Or if you realize that you can get rid of the entire computer, you can do what I did recently. Think about the last time you actually opened up your laptop or desktop at home. You may be surprised about how infrequently it gets used!

 

September 6, 2018

Organizing Pyrex using under shelf storage baskets

If you’re like me, you have a TON of Tupperware and Pyrex. The Tupperware is kept in a lazy susan, but the Pyrex needed to find a new home when we child-proofed (basically, decluttered and organized by putting all breakables in the upper shelves and the kid-approved stuff in the lower cabinets). Putting an under shelf storage basket in this cabinet with the Pyrex means the lids will always have a safe home near the container without risking them falling every time we open the cabinet!

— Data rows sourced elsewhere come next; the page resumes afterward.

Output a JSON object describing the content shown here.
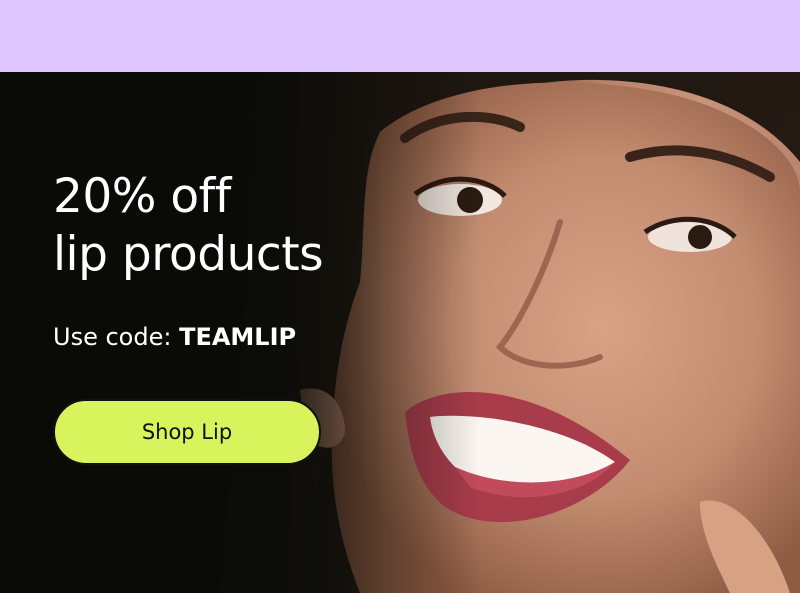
{
  "promo": {
    "headline_line1": "20% off",
    "headline_line2": "lip products",
    "code_prefix": "Use code:",
    "code": "TEAMLIP",
    "cta_label": "Shop Lip"
  },
  "colors": {
    "top_band": "#dfc6ff",
    "cta_background": "#d9f35c",
    "text": "#ffffff"
  }
}
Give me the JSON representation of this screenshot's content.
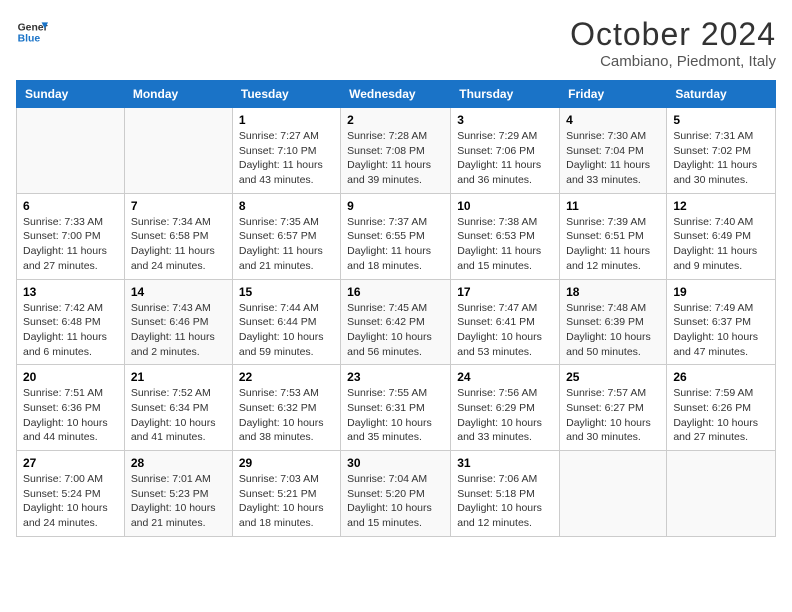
{
  "header": {
    "logo_line1": "General",
    "logo_line2": "Blue",
    "title": "October 2024",
    "subtitle": "Cambiano, Piedmont, Italy"
  },
  "weekdays": [
    "Sunday",
    "Monday",
    "Tuesday",
    "Wednesday",
    "Thursday",
    "Friday",
    "Saturday"
  ],
  "weeks": [
    [
      {
        "day": "",
        "sunrise": "",
        "sunset": "",
        "daylight": ""
      },
      {
        "day": "",
        "sunrise": "",
        "sunset": "",
        "daylight": ""
      },
      {
        "day": "1",
        "sunrise": "Sunrise: 7:27 AM",
        "sunset": "Sunset: 7:10 PM",
        "daylight": "Daylight: 11 hours and 43 minutes."
      },
      {
        "day": "2",
        "sunrise": "Sunrise: 7:28 AM",
        "sunset": "Sunset: 7:08 PM",
        "daylight": "Daylight: 11 hours and 39 minutes."
      },
      {
        "day": "3",
        "sunrise": "Sunrise: 7:29 AM",
        "sunset": "Sunset: 7:06 PM",
        "daylight": "Daylight: 11 hours and 36 minutes."
      },
      {
        "day": "4",
        "sunrise": "Sunrise: 7:30 AM",
        "sunset": "Sunset: 7:04 PM",
        "daylight": "Daylight: 11 hours and 33 minutes."
      },
      {
        "day": "5",
        "sunrise": "Sunrise: 7:31 AM",
        "sunset": "Sunset: 7:02 PM",
        "daylight": "Daylight: 11 hours and 30 minutes."
      }
    ],
    [
      {
        "day": "6",
        "sunrise": "Sunrise: 7:33 AM",
        "sunset": "Sunset: 7:00 PM",
        "daylight": "Daylight: 11 hours and 27 minutes."
      },
      {
        "day": "7",
        "sunrise": "Sunrise: 7:34 AM",
        "sunset": "Sunset: 6:58 PM",
        "daylight": "Daylight: 11 hours and 24 minutes."
      },
      {
        "day": "8",
        "sunrise": "Sunrise: 7:35 AM",
        "sunset": "Sunset: 6:57 PM",
        "daylight": "Daylight: 11 hours and 21 minutes."
      },
      {
        "day": "9",
        "sunrise": "Sunrise: 7:37 AM",
        "sunset": "Sunset: 6:55 PM",
        "daylight": "Daylight: 11 hours and 18 minutes."
      },
      {
        "day": "10",
        "sunrise": "Sunrise: 7:38 AM",
        "sunset": "Sunset: 6:53 PM",
        "daylight": "Daylight: 11 hours and 15 minutes."
      },
      {
        "day": "11",
        "sunrise": "Sunrise: 7:39 AM",
        "sunset": "Sunset: 6:51 PM",
        "daylight": "Daylight: 11 hours and 12 minutes."
      },
      {
        "day": "12",
        "sunrise": "Sunrise: 7:40 AM",
        "sunset": "Sunset: 6:49 PM",
        "daylight": "Daylight: 11 hours and 9 minutes."
      }
    ],
    [
      {
        "day": "13",
        "sunrise": "Sunrise: 7:42 AM",
        "sunset": "Sunset: 6:48 PM",
        "daylight": "Daylight: 11 hours and 6 minutes."
      },
      {
        "day": "14",
        "sunrise": "Sunrise: 7:43 AM",
        "sunset": "Sunset: 6:46 PM",
        "daylight": "Daylight: 11 hours and 2 minutes."
      },
      {
        "day": "15",
        "sunrise": "Sunrise: 7:44 AM",
        "sunset": "Sunset: 6:44 PM",
        "daylight": "Daylight: 10 hours and 59 minutes."
      },
      {
        "day": "16",
        "sunrise": "Sunrise: 7:45 AM",
        "sunset": "Sunset: 6:42 PM",
        "daylight": "Daylight: 10 hours and 56 minutes."
      },
      {
        "day": "17",
        "sunrise": "Sunrise: 7:47 AM",
        "sunset": "Sunset: 6:41 PM",
        "daylight": "Daylight: 10 hours and 53 minutes."
      },
      {
        "day": "18",
        "sunrise": "Sunrise: 7:48 AM",
        "sunset": "Sunset: 6:39 PM",
        "daylight": "Daylight: 10 hours and 50 minutes."
      },
      {
        "day": "19",
        "sunrise": "Sunrise: 7:49 AM",
        "sunset": "Sunset: 6:37 PM",
        "daylight": "Daylight: 10 hours and 47 minutes."
      }
    ],
    [
      {
        "day": "20",
        "sunrise": "Sunrise: 7:51 AM",
        "sunset": "Sunset: 6:36 PM",
        "daylight": "Daylight: 10 hours and 44 minutes."
      },
      {
        "day": "21",
        "sunrise": "Sunrise: 7:52 AM",
        "sunset": "Sunset: 6:34 PM",
        "daylight": "Daylight: 10 hours and 41 minutes."
      },
      {
        "day": "22",
        "sunrise": "Sunrise: 7:53 AM",
        "sunset": "Sunset: 6:32 PM",
        "daylight": "Daylight: 10 hours and 38 minutes."
      },
      {
        "day": "23",
        "sunrise": "Sunrise: 7:55 AM",
        "sunset": "Sunset: 6:31 PM",
        "daylight": "Daylight: 10 hours and 35 minutes."
      },
      {
        "day": "24",
        "sunrise": "Sunrise: 7:56 AM",
        "sunset": "Sunset: 6:29 PM",
        "daylight": "Daylight: 10 hours and 33 minutes."
      },
      {
        "day": "25",
        "sunrise": "Sunrise: 7:57 AM",
        "sunset": "Sunset: 6:27 PM",
        "daylight": "Daylight: 10 hours and 30 minutes."
      },
      {
        "day": "26",
        "sunrise": "Sunrise: 7:59 AM",
        "sunset": "Sunset: 6:26 PM",
        "daylight": "Daylight: 10 hours and 27 minutes."
      }
    ],
    [
      {
        "day": "27",
        "sunrise": "Sunrise: 7:00 AM",
        "sunset": "Sunset: 5:24 PM",
        "daylight": "Daylight: 10 hours and 24 minutes."
      },
      {
        "day": "28",
        "sunrise": "Sunrise: 7:01 AM",
        "sunset": "Sunset: 5:23 PM",
        "daylight": "Daylight: 10 hours and 21 minutes."
      },
      {
        "day": "29",
        "sunrise": "Sunrise: 7:03 AM",
        "sunset": "Sunset: 5:21 PM",
        "daylight": "Daylight: 10 hours and 18 minutes."
      },
      {
        "day": "30",
        "sunrise": "Sunrise: 7:04 AM",
        "sunset": "Sunset: 5:20 PM",
        "daylight": "Daylight: 10 hours and 15 minutes."
      },
      {
        "day": "31",
        "sunrise": "Sunrise: 7:06 AM",
        "sunset": "Sunset: 5:18 PM",
        "daylight": "Daylight: 10 hours and 12 minutes."
      },
      {
        "day": "",
        "sunrise": "",
        "sunset": "",
        "daylight": ""
      },
      {
        "day": "",
        "sunrise": "",
        "sunset": "",
        "daylight": ""
      }
    ]
  ]
}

Digital clutter: phones and tablets

Organizing your home screen and phone can keep my mind clear

We just finished up a whole series on working on that paper clutter in your life, but there is also digital clutter that you need to take care of. When you take a look at your phone, does it resemble your junk drawer? Apps any which place, page after page of unused apps? I like to keep all of my home screen apps in folders. I have an agenda calendar widget with my upcoming events, a to-do list, and 2 folders on my home screen (social media and work related apps). Whether you have an iPhone or an Android, you can do a lot of modification to apps using folders. I like to create folders that relate to each other and keep infrequently used apps together.

Take a look at how many photos you have. If you have little ones, you tend to take about 50 pictures of your kid to get that really good one. I take the extra two minutes while watching some mindless TV show and delete all of the recent outtakes. Not only does it give you some additional space on your phone, but it also makes it easier to upload the right ones to social media since only the good one remains on the camera roll. If you have thousands of photos, it may be quite a task to get rid of them. Similar to my home screen, I like to use folders for my pictures, such as one for upcoming Instagram posts, funny things I screenshot to show my husband, the best pics of my kid. This way, when someone asks to see a recent pic, I can pull up a perfect shot that actually took 30 tries!

When it comes to apps, I like to keep fewer, partially for space, but partially for keeping me off the phone all day and night. There are many apps that I download only as needed, such as Uber and Dominos, and then uninstall when I’m done. I still have my account with each company and need to re-log in each time I download, but it saves my phone a whole lot of space and clutter on my physical phone when I don’t keep them for occasional usage.

As an aside, I recently got a new phone and noticed there were 7 apps on there that I did not download. It was easy enough to uninstall them and it saved me 4 GB. You may see the same on yours. Your phone will not delete any app that is integral to its use, so don’t worry about that!

When you take a look at your contacts list, how many of the people do you actually talk to? When I first got on Facebook over a decade ago, it started importing all of my friends’ information. I had email addresses and phone numbers for people I had in one class 15 years ago. If I ever needed to contact that person, I would never look at my contacts first. I would definitely go to Facebook and find them on there. When you’re looking through your contact list, decide which people you would look for in contacts if you wanted to reach them.

Lastly, clear your cache (here for Android and here for iPhones) and do a restart. The cache folders are basically just junk files and can be safely deleted. It may slow your first visit back to that app or website, but it will not do any harm.

Keeping your phone organized is just as important as a clutter-free home. It affects you in ways you didn’t even realize til it’s been cleaned up!